Q. Why do people join?
A. That's the most frequently asked question. People join for many reasons, but the most common (and the best) reason is because they want to take the seminars. In any two-year period Honors offers 25-30 seminars, each with an enrollment of 15. These discussion-oriented seminars are way off the beaten track, and our students enjoy the opportunity for creative, interdisciplinary learning.
Q. How much work is involved if I join Honors? Will it be so much work I'll get bad grades and lose my scholarship?
A. The Honors Program itself offers no scholarships, but nearly all students in Honors have some sort of scholarship from the University – Presidential Scholarships and National Merit Scholarships are most common – and all have a certain grade point average which must be achieved if they are to keep their awards.
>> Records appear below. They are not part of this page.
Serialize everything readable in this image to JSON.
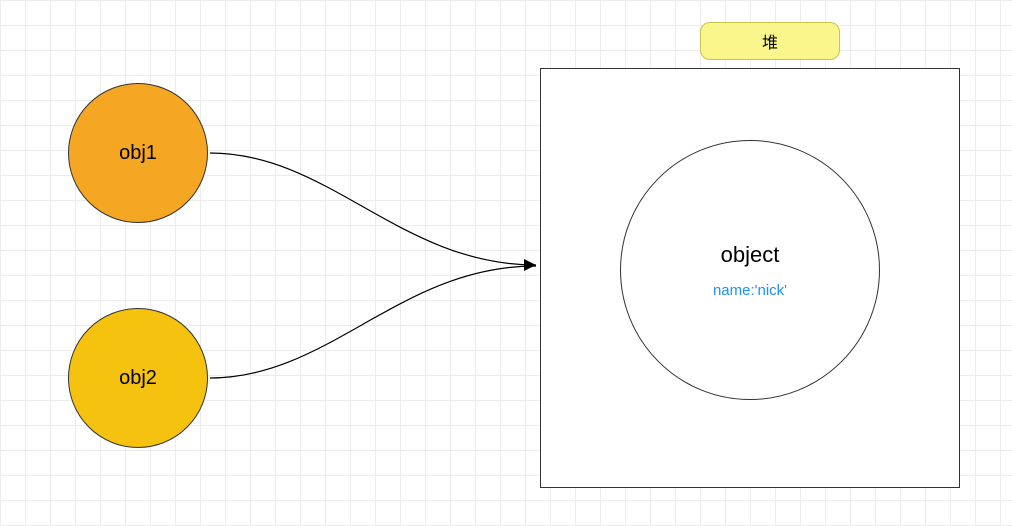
{
  "variables": [
    {
      "label": "obj1",
      "color": "#F5A623"
    },
    {
      "label": "obj2",
      "color": "#F5C30F"
    }
  ],
  "heap": {
    "label": "堆",
    "object": {
      "title": "object",
      "property": "name:'nick'"
    }
  },
  "edges": [
    {
      "from": "obj1",
      "to": "object"
    },
    {
      "from": "obj2",
      "to": "object"
    }
  ]
}
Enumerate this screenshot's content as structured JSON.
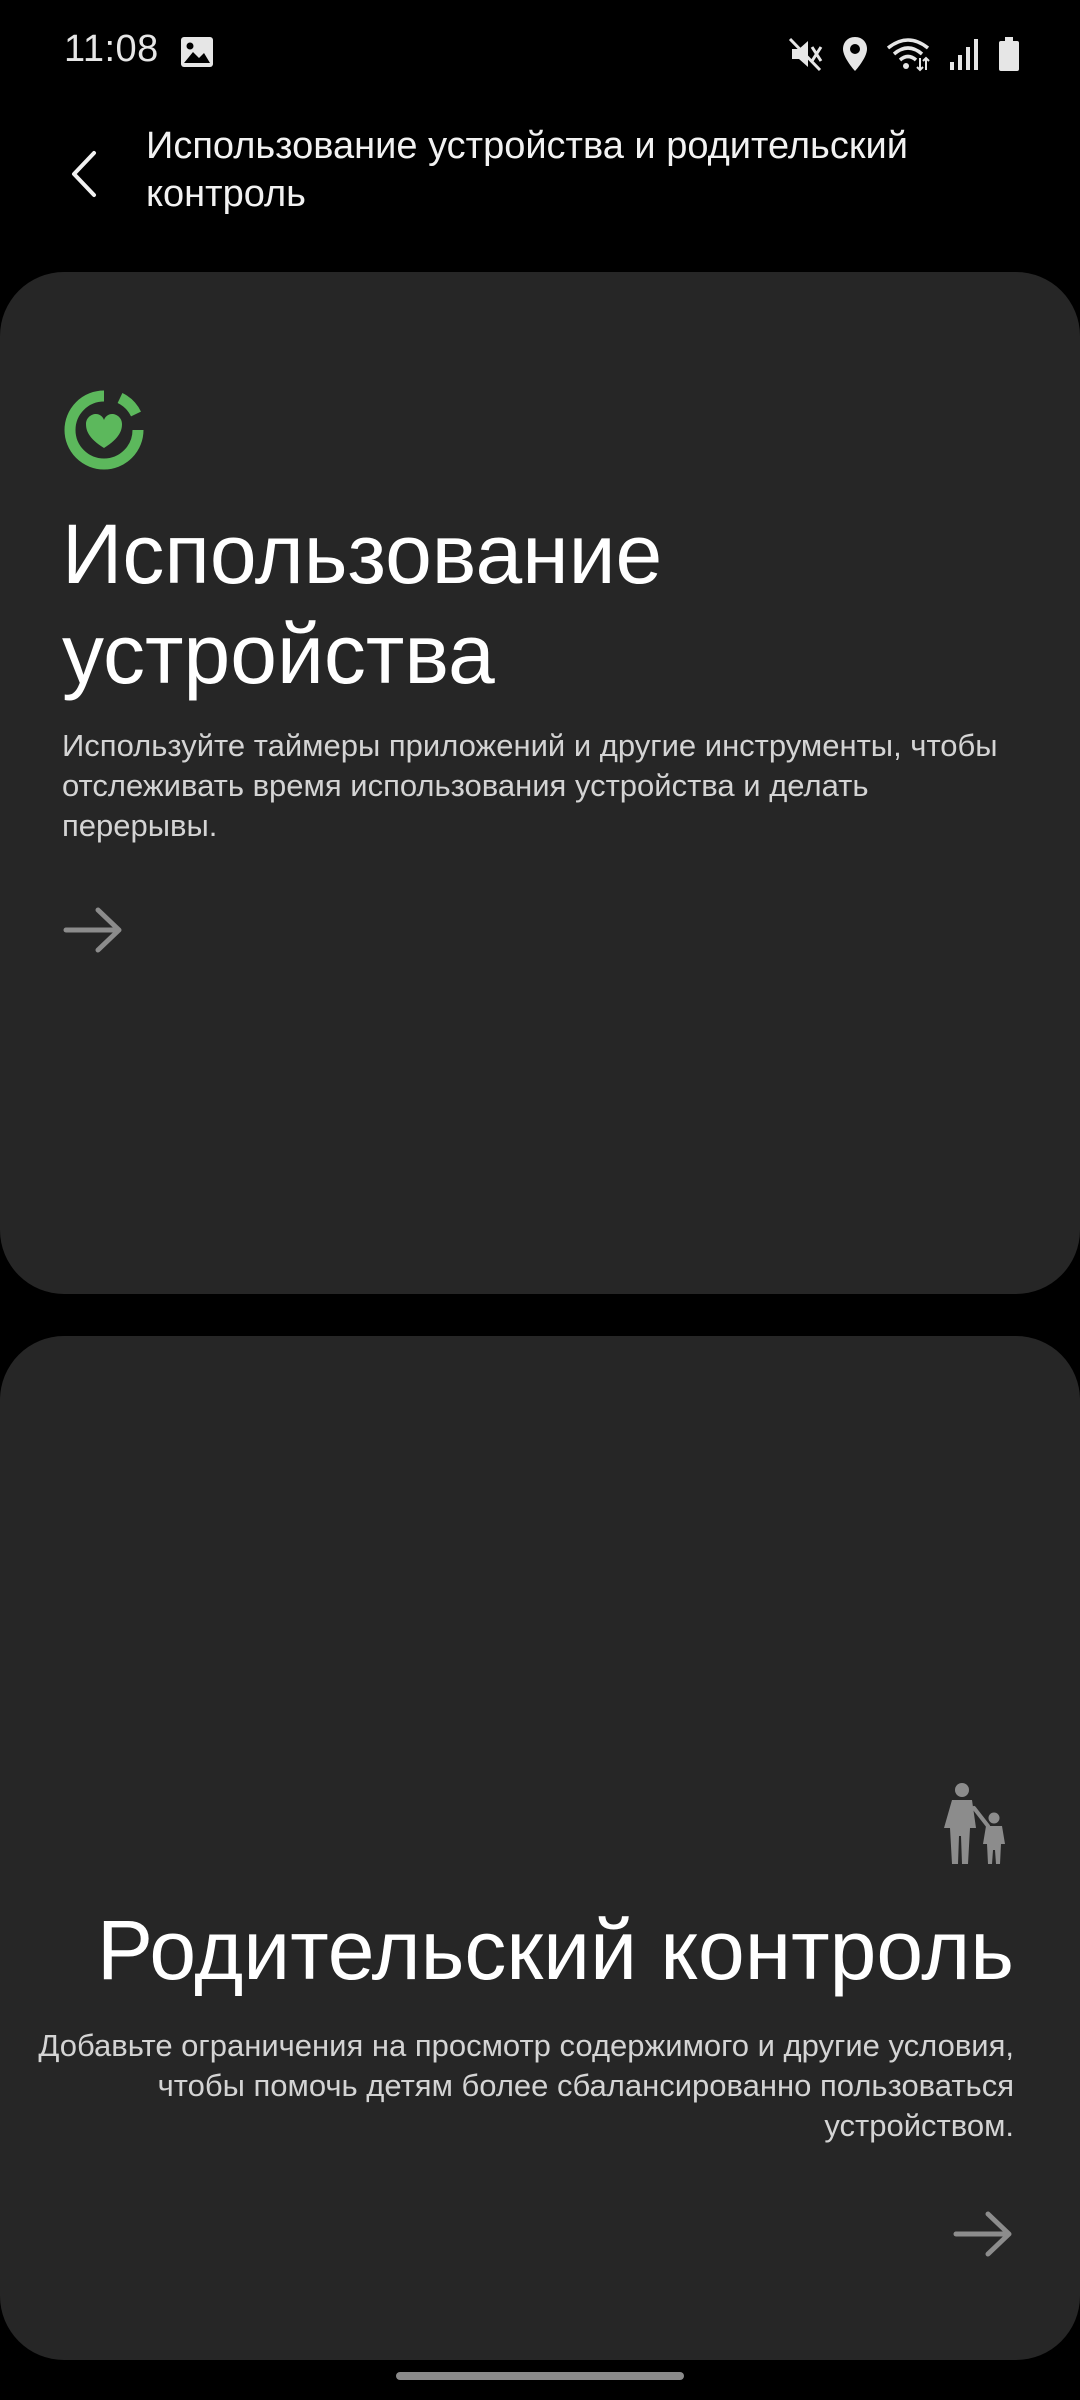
{
  "status_bar": {
    "time": "11:08",
    "icons": [
      "gallery-icon",
      "mute-icon",
      "location-icon",
      "wifi-icon",
      "signal-icon",
      "battery-icon"
    ]
  },
  "header": {
    "back_icon": "chevron-left-icon",
    "title": "Использование устройства и родительский контроль"
  },
  "cards": {
    "usage": {
      "icon": "digital-wellbeing-heart-icon",
      "title_line1": "Использование",
      "title_line2": "устройства",
      "description": "Используйте таймеры приложений и другие инструменты, чтобы отслеживать время использования устройства и делать перерывы.",
      "arrow_icon": "arrow-right-icon"
    },
    "parental": {
      "icon": "parent-child-icon",
      "title": "Родительский контроль",
      "description": "Добавьте ограничения на просмотр содержимого и другие условия, чтобы помочь детям более сбалансированно пользоваться устройством.",
      "arrow_icon": "arrow-right-icon"
    }
  },
  "colors": {
    "background": "#000000",
    "card": "#262626",
    "accent_green": "#5cb85c",
    "icon_grey": "#8c8c8c"
  }
}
Of the roughly 30 first-year students admitted to Honors every year, perhaps one or two lose their scholarships, but the reason for that has nothing to do with their two-credit Honors seminar; rather, it has everything to do with Calculus II or Organic Chemistry or some other bear of a course, or because they're having trouble adjusting to the freedom college offers, or because of personal issues unrelated to academics. Alfred's Honors Program is unique in that Honors seminars do not fulfill any general education requirement – we do not offer Honors English or Honors math, for example.
Seminars on our campus are taken as overloads, that is, in addition to a student's normal course load, and faculty understand that the purpose of Honors is to add what might be called "intellectual play" to a student's life. Since many Honors students have two majors, or a major and several minors, our faculty try to design Honors seminars which are interesting and challenging without significantly increasing student’s workloads.
Q. How hard are the seminars?
A. The level of difficulty varies; if you join Honors you might think of it as the kind of commitment you would make for another activity, like working on the newspaper or being in a play, except that this is an intellectual activity. Seminars meet one night a week for an hour and forty minutes.
Q. If I don't apply to Honors straight out of high school, can I join later? If I don't like it can I drop out?
A. The advantages of joining straight out of high school are powerful – for example, Honors is a great way to meet people and make friends who share your interests right away - that you're much better off applying straight out of high school. Honors is voluntary, and so of course anyone can leave at any time. Just about no one does. We do have on-campus applicants, however, and between 5 and 10 are generally admitted each year.